# What is needed:
What lines in the records below mention "chevron"? List them all.

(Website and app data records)
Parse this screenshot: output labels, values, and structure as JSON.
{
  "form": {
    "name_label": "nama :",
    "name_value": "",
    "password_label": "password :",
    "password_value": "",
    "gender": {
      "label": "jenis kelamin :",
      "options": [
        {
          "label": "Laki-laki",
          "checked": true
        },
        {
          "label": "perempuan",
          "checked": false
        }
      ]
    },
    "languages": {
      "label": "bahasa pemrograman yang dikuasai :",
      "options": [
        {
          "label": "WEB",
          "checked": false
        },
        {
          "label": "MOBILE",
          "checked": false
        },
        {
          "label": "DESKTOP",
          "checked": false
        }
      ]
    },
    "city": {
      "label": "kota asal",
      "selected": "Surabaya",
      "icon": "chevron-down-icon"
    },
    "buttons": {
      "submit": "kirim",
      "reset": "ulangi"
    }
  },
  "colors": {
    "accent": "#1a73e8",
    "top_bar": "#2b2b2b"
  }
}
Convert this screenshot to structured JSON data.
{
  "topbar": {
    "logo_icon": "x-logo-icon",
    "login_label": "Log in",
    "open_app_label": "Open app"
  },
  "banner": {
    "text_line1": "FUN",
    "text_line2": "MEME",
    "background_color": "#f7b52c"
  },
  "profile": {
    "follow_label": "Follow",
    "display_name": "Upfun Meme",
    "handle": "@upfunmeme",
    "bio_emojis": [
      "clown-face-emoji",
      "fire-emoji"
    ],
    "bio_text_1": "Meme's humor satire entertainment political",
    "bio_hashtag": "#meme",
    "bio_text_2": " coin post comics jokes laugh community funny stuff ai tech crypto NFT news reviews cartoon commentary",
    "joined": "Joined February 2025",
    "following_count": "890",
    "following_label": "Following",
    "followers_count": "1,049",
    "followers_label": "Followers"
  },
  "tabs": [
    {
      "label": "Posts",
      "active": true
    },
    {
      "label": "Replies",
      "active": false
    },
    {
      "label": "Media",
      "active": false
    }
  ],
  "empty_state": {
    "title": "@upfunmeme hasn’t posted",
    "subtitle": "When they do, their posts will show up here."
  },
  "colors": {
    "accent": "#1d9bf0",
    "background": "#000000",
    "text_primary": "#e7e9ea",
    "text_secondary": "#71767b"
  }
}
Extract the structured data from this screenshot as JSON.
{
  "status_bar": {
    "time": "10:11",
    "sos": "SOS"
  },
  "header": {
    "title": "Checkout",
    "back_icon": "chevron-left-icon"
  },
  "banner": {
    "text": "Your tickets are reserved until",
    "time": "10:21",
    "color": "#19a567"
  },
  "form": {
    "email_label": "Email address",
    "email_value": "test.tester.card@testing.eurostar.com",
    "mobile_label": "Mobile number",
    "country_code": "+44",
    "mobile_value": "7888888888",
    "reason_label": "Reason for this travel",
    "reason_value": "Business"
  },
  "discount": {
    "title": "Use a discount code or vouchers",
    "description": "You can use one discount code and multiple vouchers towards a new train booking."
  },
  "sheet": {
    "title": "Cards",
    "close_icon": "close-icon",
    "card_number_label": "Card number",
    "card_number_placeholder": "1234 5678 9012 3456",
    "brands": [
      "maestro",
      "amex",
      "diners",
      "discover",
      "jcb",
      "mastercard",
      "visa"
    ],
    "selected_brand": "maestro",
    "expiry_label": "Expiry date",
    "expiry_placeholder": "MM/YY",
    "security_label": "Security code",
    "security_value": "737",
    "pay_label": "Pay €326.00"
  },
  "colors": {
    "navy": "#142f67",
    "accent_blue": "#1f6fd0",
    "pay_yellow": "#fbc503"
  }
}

# Expected output:
      "icon": "chevron-down-icon"
    "back_icon": "chevron-left-icon"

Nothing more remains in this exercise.